# Work to be completed:
Although the entries contain pictures, the copy should hold only their exact text.

----- Provided data

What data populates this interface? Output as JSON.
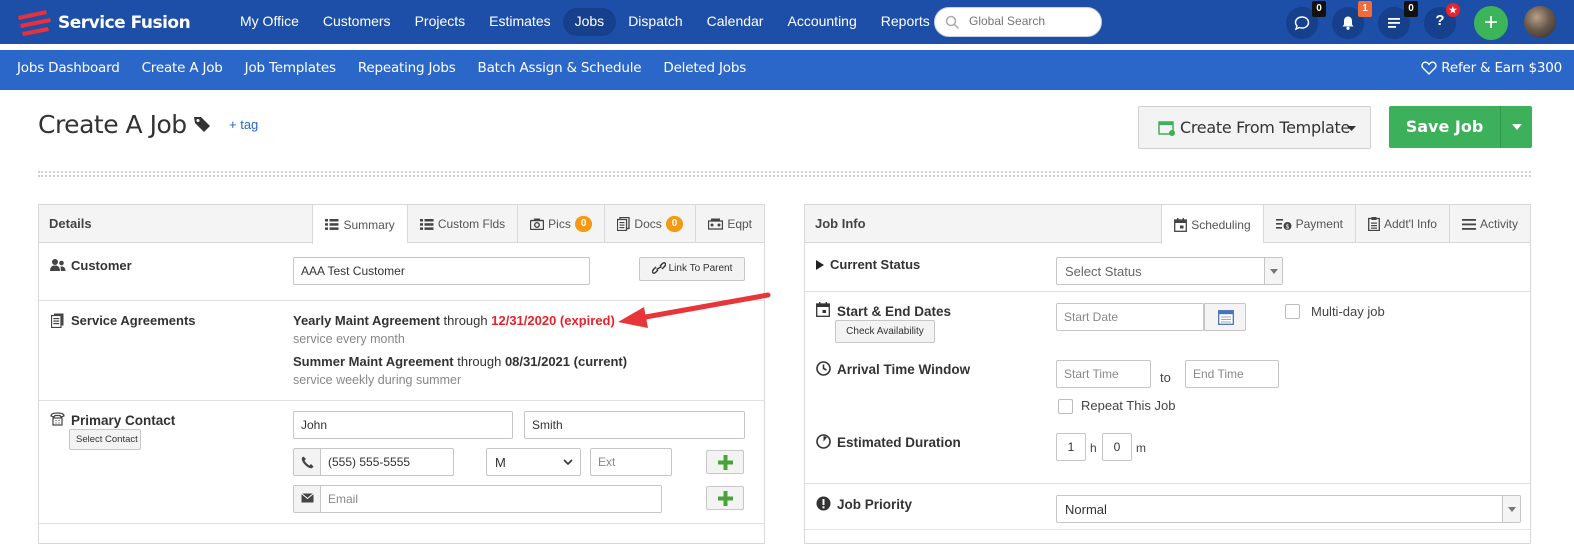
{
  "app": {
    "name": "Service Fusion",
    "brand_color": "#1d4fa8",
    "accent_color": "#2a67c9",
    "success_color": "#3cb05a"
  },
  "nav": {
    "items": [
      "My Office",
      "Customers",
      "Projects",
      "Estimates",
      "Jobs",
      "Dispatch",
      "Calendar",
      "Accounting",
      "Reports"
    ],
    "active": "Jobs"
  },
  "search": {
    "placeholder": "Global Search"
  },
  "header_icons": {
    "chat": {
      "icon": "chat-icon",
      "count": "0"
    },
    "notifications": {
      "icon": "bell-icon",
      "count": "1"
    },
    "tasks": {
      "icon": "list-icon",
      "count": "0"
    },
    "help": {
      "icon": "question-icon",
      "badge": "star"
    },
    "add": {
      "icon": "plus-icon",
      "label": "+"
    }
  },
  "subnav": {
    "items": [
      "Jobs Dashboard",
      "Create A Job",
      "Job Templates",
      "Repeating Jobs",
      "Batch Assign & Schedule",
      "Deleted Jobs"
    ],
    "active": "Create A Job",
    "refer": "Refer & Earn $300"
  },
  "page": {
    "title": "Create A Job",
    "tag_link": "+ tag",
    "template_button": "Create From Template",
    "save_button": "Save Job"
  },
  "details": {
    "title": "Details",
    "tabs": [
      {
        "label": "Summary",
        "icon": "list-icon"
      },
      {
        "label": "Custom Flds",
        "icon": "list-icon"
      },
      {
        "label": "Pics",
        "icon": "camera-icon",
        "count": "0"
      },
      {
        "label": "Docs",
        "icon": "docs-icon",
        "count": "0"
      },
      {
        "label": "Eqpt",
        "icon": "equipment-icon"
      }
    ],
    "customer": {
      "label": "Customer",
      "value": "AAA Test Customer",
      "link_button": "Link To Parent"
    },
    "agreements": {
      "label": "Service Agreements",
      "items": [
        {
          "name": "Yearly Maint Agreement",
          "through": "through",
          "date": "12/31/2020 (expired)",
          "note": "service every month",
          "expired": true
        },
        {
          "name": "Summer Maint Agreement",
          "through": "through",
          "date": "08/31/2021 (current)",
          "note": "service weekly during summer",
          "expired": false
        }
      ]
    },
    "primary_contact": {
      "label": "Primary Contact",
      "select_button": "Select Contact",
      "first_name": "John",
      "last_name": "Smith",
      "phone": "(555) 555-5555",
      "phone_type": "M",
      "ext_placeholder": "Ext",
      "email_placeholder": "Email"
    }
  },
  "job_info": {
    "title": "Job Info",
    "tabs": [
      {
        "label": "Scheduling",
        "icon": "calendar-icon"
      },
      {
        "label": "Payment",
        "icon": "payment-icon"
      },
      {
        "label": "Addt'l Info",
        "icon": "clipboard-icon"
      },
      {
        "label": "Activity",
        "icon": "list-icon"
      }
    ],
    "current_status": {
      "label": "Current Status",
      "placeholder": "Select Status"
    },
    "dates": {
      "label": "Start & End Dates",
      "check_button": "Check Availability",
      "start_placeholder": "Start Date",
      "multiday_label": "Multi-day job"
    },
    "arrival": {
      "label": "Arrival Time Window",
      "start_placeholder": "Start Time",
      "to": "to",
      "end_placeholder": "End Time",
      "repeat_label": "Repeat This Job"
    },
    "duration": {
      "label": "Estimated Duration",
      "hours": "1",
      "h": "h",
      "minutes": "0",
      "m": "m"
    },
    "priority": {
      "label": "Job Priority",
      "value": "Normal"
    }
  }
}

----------

# Answer to the exercise:
What data populates this interface? Output as JSON.
{
  "app": {
    "name": "Service Fusion",
    "brand_color": "#1d4fa8",
    "accent_color": "#2a67c9",
    "success_color": "#3cb05a"
  },
  "nav": {
    "items": [
      "My Office",
      "Customers",
      "Projects",
      "Estimates",
      "Jobs",
      "Dispatch",
      "Calendar",
      "Accounting",
      "Reports"
    ],
    "active": "Jobs"
  },
  "search": {
    "placeholder": "Global Search"
  },
  "header_icons": {
    "chat": {
      "icon": "chat-icon",
      "count": "0"
    },
    "notifications": {
      "icon": "bell-icon",
      "count": "1"
    },
    "tasks": {
      "icon": "list-icon",
      "count": "0"
    },
    "help": {
      "icon": "question-icon",
      "badge": "star"
    },
    "add": {
      "icon": "plus-icon",
      "label": "+"
    }
  },
  "subnav": {
    "items": [
      "Jobs Dashboard",
      "Create A Job",
      "Job Templates",
      "Repeating Jobs",
      "Batch Assign & Schedule",
      "Deleted Jobs"
    ],
    "active": "Create A Job",
    "refer": "Refer & Earn $300"
  },
  "page": {
    "title": "Create A Job",
    "tag_link": "+ tag",
    "template_button": "Create From Template",
    "save_button": "Save Job"
  },
  "details": {
    "title": "Details",
    "tabs": [
      {
        "label": "Summary",
        "icon": "list-icon"
      },
      {
        "label": "Custom Flds",
        "icon": "list-icon"
      },
      {
        "label": "Pics",
        "icon": "camera-icon",
        "count": "0"
      },
      {
        "label": "Docs",
        "icon": "docs-icon",
        "count": "0"
      },
      {
        "label": "Eqpt",
        "icon": "equipment-icon"
      }
    ],
    "customer": {
      "label": "Customer",
      "value": "AAA Test Customer",
      "link_button": "Link To Parent"
    },
    "agreements": {
      "label": "Service Agreements",
      "items": [
        {
          "name": "Yearly Maint Agreement",
          "through": "through",
          "date": "12/31/2020 (expired)",
          "note": "service every month",
          "expired": true
        },
        {
          "name": "Summer Maint Agreement",
          "through": "through",
          "date": "08/31/2021 (current)",
          "note": "service weekly during summer",
          "expired": false
        }
      ]
    },
    "primary_contact": {
      "label": "Primary Contact",
      "select_button": "Select Contact",
      "first_name": "John",
      "last_name": "Smith",
      "phone": "(555) 555-5555",
      "phone_type": "M",
      "ext_placeholder": "Ext",
      "email_placeholder": "Email"
    }
  },
  "job_info": {
    "title": "Job Info",
    "tabs": [
      {
        "label": "Scheduling",
        "icon": "calendar-icon"
      },
      {
        "label": "Payment",
        "icon": "payment-icon"
      },
      {
        "label": "Addt'l Info",
        "icon": "clipboard-icon"
      },
      {
        "label": "Activity",
        "icon": "list-icon"
      }
    ],
    "current_status": {
      "label": "Current Status",
      "placeholder": "Select Status"
    },
    "dates": {
      "label": "Start & End Dates",
      "check_button": "Check Availability",
      "start_placeholder": "Start Date",
      "multiday_label": "Multi-day job"
    },
    "arrival": {
      "label": "Arrival Time Window",
      "start_placeholder": "Start Time",
      "to": "to",
      "end_placeholder": "End Time",
      "repeat_label": "Repeat This Job"
    },
    "duration": {
      "label": "Estimated Duration",
      "hours": "1",
      "h": "h",
      "minutes": "0",
      "m": "m"
    },
    "priority": {
      "label": "Job Priority",
      "value": "Normal"
    }
  }
}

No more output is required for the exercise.